Software Compliance Attestation
A Software Compliance Attestation is a machine readable json packet that can be sent by a software application to a Relying Party attesting to the application source and compliance status.
- This wiki may not be up-to-date with the emerging Kantara MAAS Recommendation on Recommendations.
- Software that is responsible for protecting access to important resources must be able to get an attestation as to its capability to perform the protection functions reliably.
- NIST 800-63-3B allows authenticators to exist on a user's mobile computing device. This attestation provides the evidence need for meeting the requirements of that specification at the highest levels of assurance.
As a non-normative example of Software Compliance Attestation its use in protecting patient health information (PHI) is described. In this case the user will be either the patient or their guardian and the Relying party will be a depository of PHI called an Electronic Health Record (EHR).
The final rule on the 21st Century Cures Act: Interoperability, Information Blocking, and the ONC Health IT Certification Program (issued 2020-05-01) has a fairly large chunk of guidance for software application compliance needed to access a patient's health information.
- First the FDA part is interesting because upload of data to the EHR would probably trigger section 618 of FDASIA. That would require all such software to be approved by the FDA, but would not necessarily apply to software that only downloaded data.
- Section III Application registration = We encourage health IT developers to coalesce around the development and implementation of a common standard for application registration with an API's authorization server. - - - However, implementers of § 170.315(g)(10)-certified Health IT Modules (e.g., health care providers) are not permitted to review or “vet” third-party applications intended for patient access and use (see section VII.C.6 of this preamble). We clarify that the third-party application registration process that a health IT developer must meet under this criterion is not a form of review or “vetting” for purposes of this criterion.
- The phrase "health IT developer" is not clear if it is each individual programmer, or the team or company that developed the program. since there could be many programs, and since there is no concept of "professional engineer" in the software industry to sign the certificate, we presume that the company will designate a "responsible party to assert the competence of the team.
- No matter how the responsible party is determined, there must be means for the software to provide some attestation to the EHR that it has been so approved.
- There must be criteria established to determine that the developer is qualified.
- There must be a machine readable json packet sent by the software to the RP attesting to its provenance.
- There must be a registrar to establish a chain of trust to each party.
- It would be best if the same attestation could provide "proof-of-presence" or other data needed by the EHR to determine the assurance that both the software and the user had achieved. This would satisfy the TEFCA IAL2, AAL2 requirements at that same time.

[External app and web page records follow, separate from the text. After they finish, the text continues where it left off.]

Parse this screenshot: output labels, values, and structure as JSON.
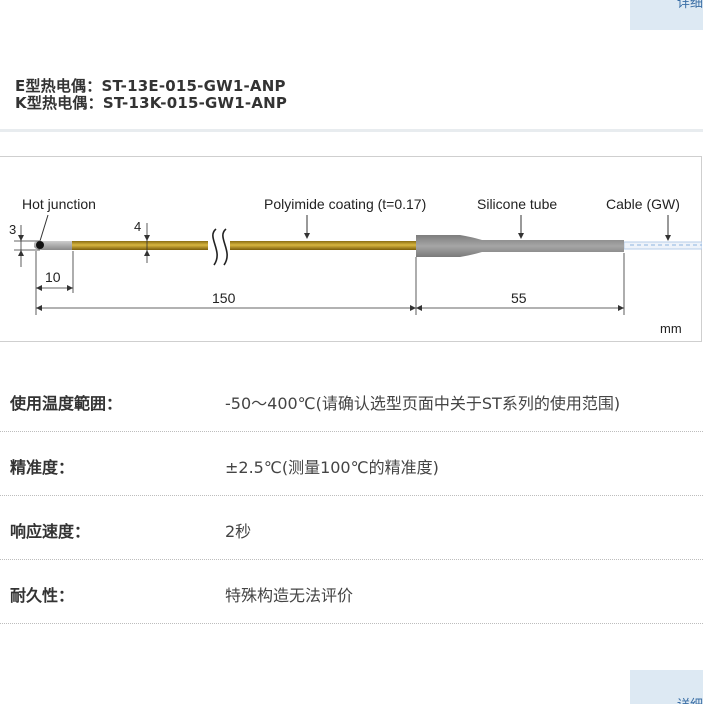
{
  "buttons": {
    "top_detail": "详细",
    "bottom_detail": "详细"
  },
  "product": {
    "model_e": "E型热电偶：ST-13E-015-GW1-ANP",
    "model_k": "K型热电偶：ST-13K-015-GW1-ANP"
  },
  "diagram": {
    "labels": {
      "hot_junction": "Hot junction",
      "coating": "Polyimide coating (t=0.17)",
      "silicone": "Silicone tube",
      "cable": "Cable (GW)",
      "unit": "mm"
    },
    "dims": {
      "d3": "3",
      "d4": "4",
      "d10": "10",
      "d150": "150",
      "d55": "55"
    },
    "colors": {
      "probe_gold": "#c9a227",
      "tube_gray": "#9b9b9b",
      "cable_blue": "#8fb4e0"
    }
  },
  "specs": [
    {
      "label": "使用温度範囲：",
      "value": "-50～400℃(请确认选型页面中关于ST系列的使用范围)"
    },
    {
      "label": "精准度：",
      "value": "±2.5℃(测量100℃的精准度)"
    },
    {
      "label": "响应速度：",
      "value": "2秒"
    },
    {
      "label": "耐久性：",
      "value": "特殊构造无法评价"
    }
  ]
}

Existing standards include software statements that are not focused on the ability to protect user authentication secrets. The Mobile Authentication Assurance Statement (MAAS) 1.0.0 (current draft here) is designed to fill that need for authentication assurance.

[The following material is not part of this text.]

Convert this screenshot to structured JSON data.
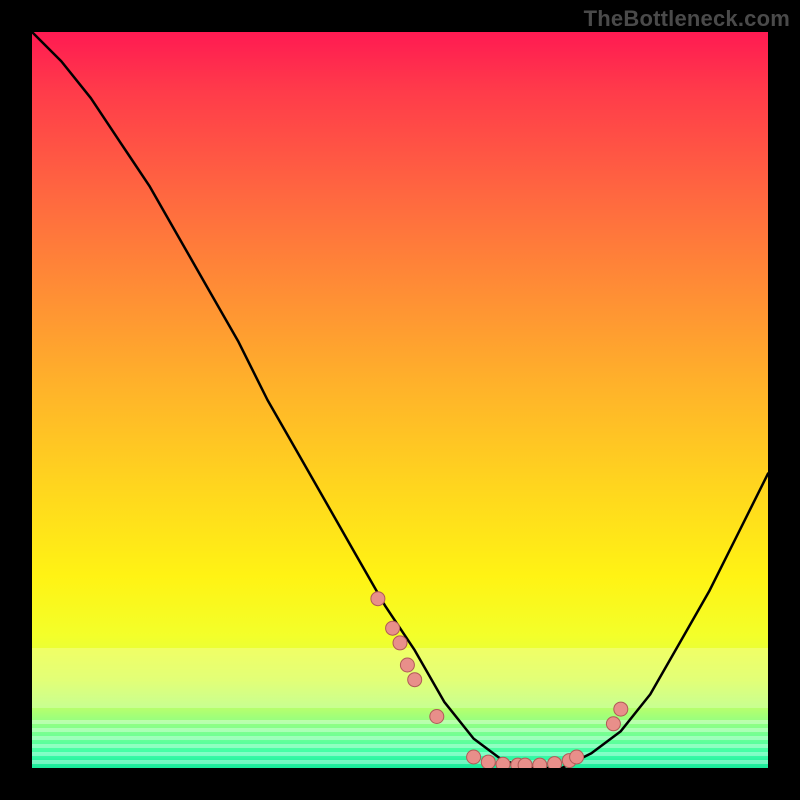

- Mobile Authentication Assurance Statement (MAAS) 1.0.0 is a specification under development in Kantara.
- NIST laboratory Accredidation Program for Voting Machines

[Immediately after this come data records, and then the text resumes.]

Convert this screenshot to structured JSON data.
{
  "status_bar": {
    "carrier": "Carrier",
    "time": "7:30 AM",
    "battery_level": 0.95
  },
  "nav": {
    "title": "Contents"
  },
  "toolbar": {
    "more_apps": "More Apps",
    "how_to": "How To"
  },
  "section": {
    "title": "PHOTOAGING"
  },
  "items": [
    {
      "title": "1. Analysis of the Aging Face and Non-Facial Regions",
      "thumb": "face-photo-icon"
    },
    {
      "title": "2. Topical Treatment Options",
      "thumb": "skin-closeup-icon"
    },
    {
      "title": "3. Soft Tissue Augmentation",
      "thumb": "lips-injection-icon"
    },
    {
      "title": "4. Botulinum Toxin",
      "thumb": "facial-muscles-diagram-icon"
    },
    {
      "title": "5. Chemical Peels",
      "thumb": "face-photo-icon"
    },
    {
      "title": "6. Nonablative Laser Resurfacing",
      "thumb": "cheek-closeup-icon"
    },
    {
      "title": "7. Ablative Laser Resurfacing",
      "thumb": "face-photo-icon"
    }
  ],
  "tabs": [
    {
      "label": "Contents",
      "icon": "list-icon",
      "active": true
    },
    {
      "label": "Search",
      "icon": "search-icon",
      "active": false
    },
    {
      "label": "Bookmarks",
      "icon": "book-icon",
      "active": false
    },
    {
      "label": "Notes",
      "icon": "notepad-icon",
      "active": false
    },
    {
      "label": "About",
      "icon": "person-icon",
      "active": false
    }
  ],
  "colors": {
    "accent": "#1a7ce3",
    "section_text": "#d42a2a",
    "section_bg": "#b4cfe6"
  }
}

- NIST NVLAP Common Criteria Testing LAP for security testing of computer software.
- NIST NVLAP Cryptographic and Security Testing LAP initially named Cryptographic Module Testing (CMT), was established by NVLAP to accredit laboratories that perform cryptographic modules validation conformance testing under the Cryptographic Module Validation Program (CMVP)
- NIST NVLAP Healthcare Information Technology LAP In response to the Health Information Technology for Economic and Clinical Health (HITECH) Act of 2009, the U.S. Department of Health and Human Services along with the Office of the National Coordinator for Health Information Technology requested establishment of the Healthcare Information Technology Testing Laboratory Accreditation Program by NVLAP to accredit laboratories that perform functional and conformance testing of electronic health record (EHR) technology products to meaningful use requirements as defined in the nationally recognized EHR products testing standards.